By October 25, following the episode "Out of Gas", "Firefly" had displaced "Buffy" as Best TV Show EVER. The following day I wrote a poem about it called "Cap'n Reynolds"...
"Firefly" was in ratings trouble from before the airing of the first episode; the suits who had ordered the show were not the suits who were airing the show, and the current crop of soulless Hollywood weasels didn't understand the show, and didn't much like it. I got INVOLVED. By December, I was willing to mortgage my home and/or donate organs to keep "Firefly" on the air... but it didn't matter. On December 13, the cast and crew were told that it was over, and on December 20, a revamped (and slightly diminished) version of the pilot was FINALLY aired, and "Firefly" went off the air.
I was well and truly heartbroken. I held my breath through Whedon's efforts to find the show a home on UPN or SciFi, and went into mourning properly in late January when the sets were scrapped.
BUT... There were poems. On January 15, I wrote a poem about Theodora of Byzantium in response to various maddening comments about the character of Inara, and then later that day I found myself writing a Kaylee poem. On the 18th I wrote a poem for the ship herself, and then wrote an Inara stanza for "Courtesan". By February 6 I had TEN poems, one for each cast member and one for the ship.
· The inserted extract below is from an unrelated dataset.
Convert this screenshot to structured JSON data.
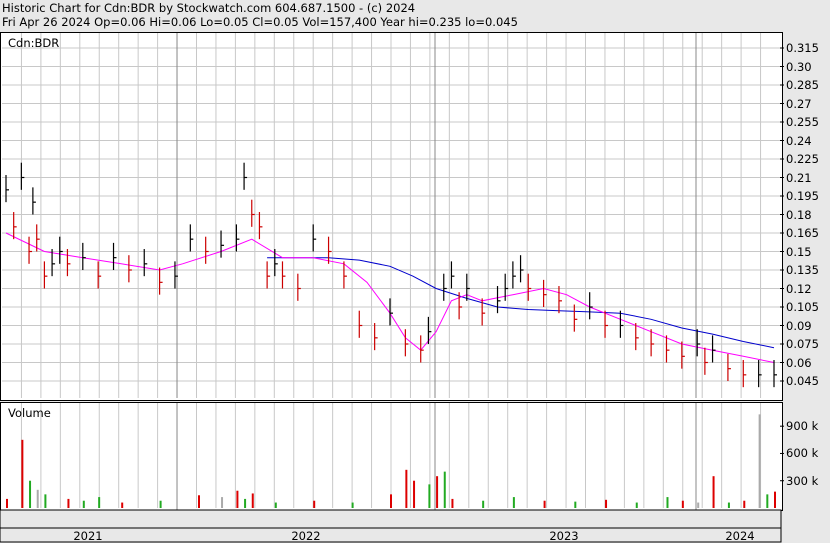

I sent copies off to Mutant Enemy, targeted to each individual cast member, and eventually got a thank you e-mail from Adam (Jayne) Baldwin.
In December of 2003, "Firefly" was released in its entirety on DVD, and I couldn't bring myself to watch them for almost two years, at which point the feature film "Serenity" was on the horizon.
Dementia wondered if Mal's "Love" speech in the final scene of "Serenity" might have been influenced by Whedon's reading "Cap'n Reynolds". I wonder as well; I certainly wouldn't mind.